Few characters in the canon are more schismatic than Salome, a pathological virgin who revels in blood lust (it’s hard to forget that kissing scene with John the Baptist’s severed head). Indeed, most productions of Richard Strauss’s 1905 opera, based on the biblical story and popularised by Oscar Wilde, shamelessly objectify Salome, as highlighted during the infamous dance of the seven veils.
The Australian feminist queer theatre director Adena Jacobs, whose English National Opera production of Salome is now on in London, believes the roots of a story “are not as important as what we are trying to investigate and why”.
That means an investigation of power, something Jacobs also probed in her new (silent) opera The Howling Girls, which premiered this year. In Salome, she wanted to give her lead character more psychological complexity, removing her from the archetype of biblical femme fatale (a projection of male fantasy) to see if she “could be redeemed or extradited from this system of decay and cycle of violence”.
All too often “the feminine is used as a weapon against [male] figures to punish them, [and] women use the feminine to weaponise themselves too”, observes Jacobs.
While Salome is traditionally set in one room over the course of one night, Jacobs and her all-female creative team staged the opera through a shifting landscape designed to mirror Salome’s internal battles. The set was a way to give Salome complexity and agency as the audience travels “deeper and deeper into her psyche – instead of going into the [patriarchal] system, we go with her into this cave-like space”.
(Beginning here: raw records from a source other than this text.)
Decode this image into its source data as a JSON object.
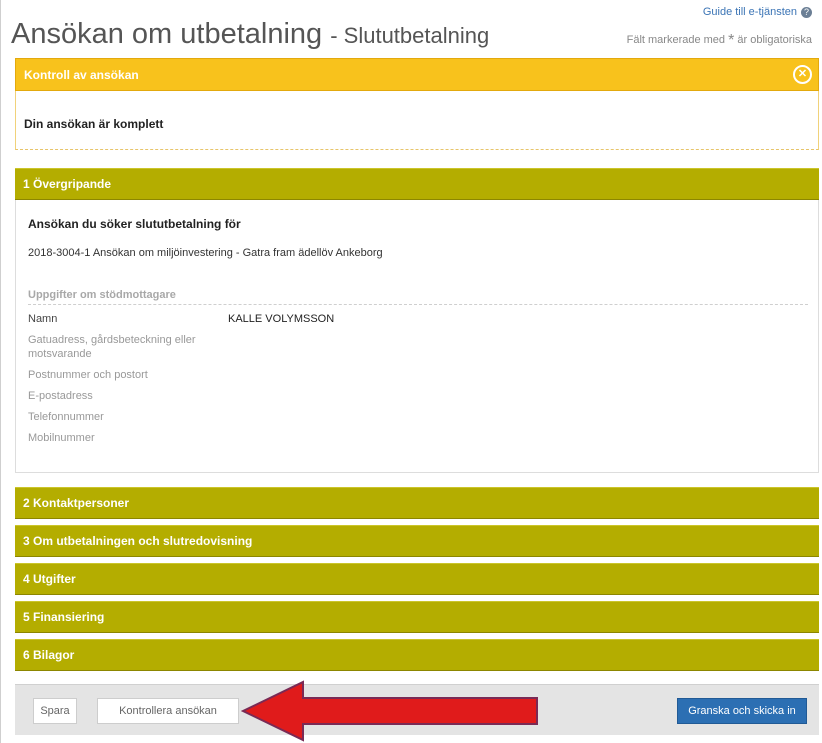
{
  "header": {
    "title": "Ansökan om utbetalning",
    "subtitle": "- Slututbetalning",
    "guide_link": "Guide till e-tjänsten",
    "required_note": "Fält markerade med",
    "required_star": "*",
    "required_note_suffix": "är obligatoriska"
  },
  "alert": {
    "title": "Kontroll av ansökan",
    "message": "Din ansökan är komplett",
    "close_icon": "close-circle-icon"
  },
  "section1": {
    "title": "1 Övergripande",
    "question": "Ansökan du söker slututbetalning för",
    "answer": "2018-3004-1 Ansökan om miljöinvestering - Gatra fram ädellöv Ankeborg",
    "recipient_title": "Uppgifter om stödmottagare",
    "fields": [
      {
        "label": "Namn",
        "value": "KALLE VOLYMSSON"
      },
      {
        "label": "Gatuadress, gårdsbeteckning eller motsvarande",
        "value": ""
      },
      {
        "label": "Postnummer och postort",
        "value": ""
      },
      {
        "label": "E-postadress",
        "value": ""
      },
      {
        "label": "Telefonnummer",
        "value": ""
      },
      {
        "label": "Mobilnummer",
        "value": ""
      }
    ]
  },
  "sections": [
    {
      "title": "2 Kontaktpersoner"
    },
    {
      "title": "3 Om utbetalningen och slutredovisning"
    },
    {
      "title": "4 Utgifter"
    },
    {
      "title": "5 Finansiering"
    },
    {
      "title": "6 Bilagor"
    }
  ],
  "footer": {
    "save": "Spara",
    "check": "Kontrollera ansökan",
    "submit": "Granska och skicka in"
  },
  "colors": {
    "alert": "#f8c21c",
    "section": "#b4ad00",
    "primary_button": "#2c6fb3",
    "arrow": "#e01b1b"
  }
}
Virginia Gay is resolute the next step is writing our own texts, using the classics as launching pads: she has plans to pen a follow-up for Calamity Jane which explores the queer aspects in more depth.
The world is ready, she insists.
“If we’d done this 10 years ago, people would say, ‘What a nice show with queer overtones.’ Doing it now, people come out of the show and say, ‘Shame she couldn’t end up with Katie, huh?’
“It’s important to know the original text but let’s tell our own story from here.”
• Opera Queensland’s Don Giovanni run 19 October to 3 November at QPac; Calamity Jane is running 12 to 23 December at Arts Centre Melbourne, before opening at Comedy Theatre Melbourne on 1 January; Salome is running at the Coliseum, London until 23 October